Exercise inputs ▸
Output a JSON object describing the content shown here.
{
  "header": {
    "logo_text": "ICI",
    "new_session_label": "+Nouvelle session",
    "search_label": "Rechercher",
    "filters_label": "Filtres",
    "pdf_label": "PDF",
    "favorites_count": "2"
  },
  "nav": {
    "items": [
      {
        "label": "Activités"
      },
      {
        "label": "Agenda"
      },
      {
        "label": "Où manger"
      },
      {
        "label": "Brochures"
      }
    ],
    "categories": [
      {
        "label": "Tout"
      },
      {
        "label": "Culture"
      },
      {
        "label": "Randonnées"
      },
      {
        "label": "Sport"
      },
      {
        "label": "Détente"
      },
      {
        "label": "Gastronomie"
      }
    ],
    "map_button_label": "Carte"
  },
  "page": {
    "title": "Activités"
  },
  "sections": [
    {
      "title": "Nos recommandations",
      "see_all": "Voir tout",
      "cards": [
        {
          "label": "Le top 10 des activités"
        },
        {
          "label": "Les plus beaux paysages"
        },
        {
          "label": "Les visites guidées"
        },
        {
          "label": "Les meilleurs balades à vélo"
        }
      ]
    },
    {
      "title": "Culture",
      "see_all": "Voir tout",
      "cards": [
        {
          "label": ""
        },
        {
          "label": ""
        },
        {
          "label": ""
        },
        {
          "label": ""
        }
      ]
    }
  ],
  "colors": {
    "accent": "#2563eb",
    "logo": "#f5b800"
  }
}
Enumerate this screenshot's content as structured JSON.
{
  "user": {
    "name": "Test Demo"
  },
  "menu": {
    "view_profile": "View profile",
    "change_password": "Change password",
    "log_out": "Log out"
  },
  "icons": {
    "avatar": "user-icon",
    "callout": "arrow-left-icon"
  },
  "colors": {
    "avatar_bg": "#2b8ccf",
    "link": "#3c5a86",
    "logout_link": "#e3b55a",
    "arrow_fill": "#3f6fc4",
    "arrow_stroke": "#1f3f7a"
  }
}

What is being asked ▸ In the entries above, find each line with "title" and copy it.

Answer space ▸
    "title": "Activités"
      "title": "Nos recommandations",
      "title": "Culture",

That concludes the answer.